Pythons are known for crushing their prey, but they also bite. And a python bite keeps on giving: Some of its razor-sharp teeth break off, and months can pass before they make their way out of the wound. As you see the pictures above, he is Koun Samang is a 7-yer-old boy from Cambodia who has a big snake as his best frind.Â The snake named Chomran, which means "lucky" in Khmer, is a 20 ft long python who apparently loves giving his human buddy big hugs. A possible reason of their great relationship is their age, which is the same. One might think that at the age of 7 two different individuals would share the same interests.
Living With a Pet Lion
Tippi Hedren, her pet lion, her daughter Melanie Griffith, 1971
While ferrets may look dangerous, they can make great pets for the right owner. They are affectionate and bond to their owners, and there are few pets as playful as ferrets (yet they are quiet for a large portion of the day). They seem to have garnered a negative image in some places, which is largely undeserved
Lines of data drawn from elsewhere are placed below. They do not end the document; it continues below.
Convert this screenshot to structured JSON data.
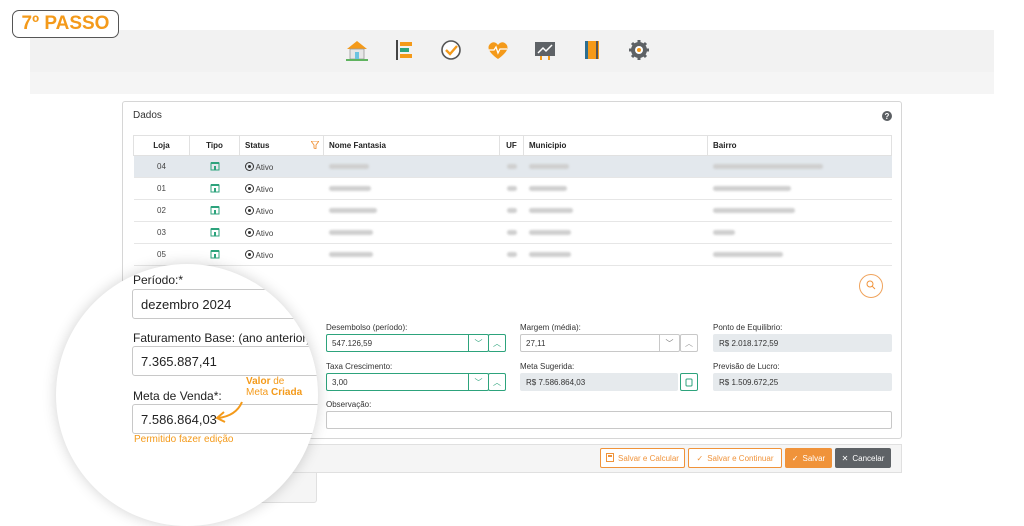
{
  "badge": "7º PASSO",
  "nav_icons": [
    "home-icon",
    "list-icon",
    "check-circle-icon",
    "heart-pulse-icon",
    "chart-board-icon",
    "notebook-icon",
    "gear-icon"
  ],
  "panel": {
    "title": "Dados",
    "help": "?"
  },
  "table": {
    "headers": [
      "Loja",
      "Tipo",
      "Status",
      "Nome Fantasia",
      "UF",
      "Municipio",
      "Bairro"
    ],
    "rows": [
      {
        "loja": "04",
        "status": "Ativo"
      },
      {
        "loja": "01",
        "status": "Ativo"
      },
      {
        "loja": "02",
        "status": "Ativo"
      },
      {
        "loja": "03",
        "status": "Ativo"
      },
      {
        "loja": "05",
        "status": "Ativo"
      }
    ]
  },
  "form": {
    "periodo_label": "Período:*",
    "periodo_value": "dezembro 2024",
    "fat_label": "Faturamento Base: (ano anterior)",
    "fat_value": "7.365.887,41",
    "meta_label": "Meta de Venda*:",
    "meta_value": "7.586.864,03",
    "desembolso_label": "Desembolso (período):",
    "desembolso_value": "547.126,59",
    "margem_label": "Margem (média):",
    "margem_value": "27,11",
    "pe_label": "Ponto de Equilibrio:",
    "pe_value": "R$ 2.018.172,59",
    "taxa_label": "Taxa Crescimento:",
    "taxa_value": "3,00",
    "metasug_label": "Meta Sugerida:",
    "metasug_value": "R$ 7.586.864,03",
    "previsao_label": "Previsão de Lucro:",
    "previsao_value": "R$ 1.509.672,25",
    "obs_label": "Observação:",
    "obs_value": ""
  },
  "annotation": {
    "l1a": "Valor",
    "l1b": "de",
    "l2a": "Meta",
    "l2b": "Criada",
    "hint": "Permitido fazer edição"
  },
  "buttons": {
    "calc": "Salvar e Calcular",
    "continuar": "Salvar e Continuar",
    "salvar": "Salvar",
    "cancelar": "Cancelar"
  },
  "colors": {
    "accent": "#f0933a",
    "green": "#2da37c",
    "dark": "#5e6266"
  }
}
Although this girl seems to be doing just fine riding this ostrich, ostriches are known to be rather aggressive and their powerful kicks have been deadly. They're also fast runners, which doesn't help if you're being chased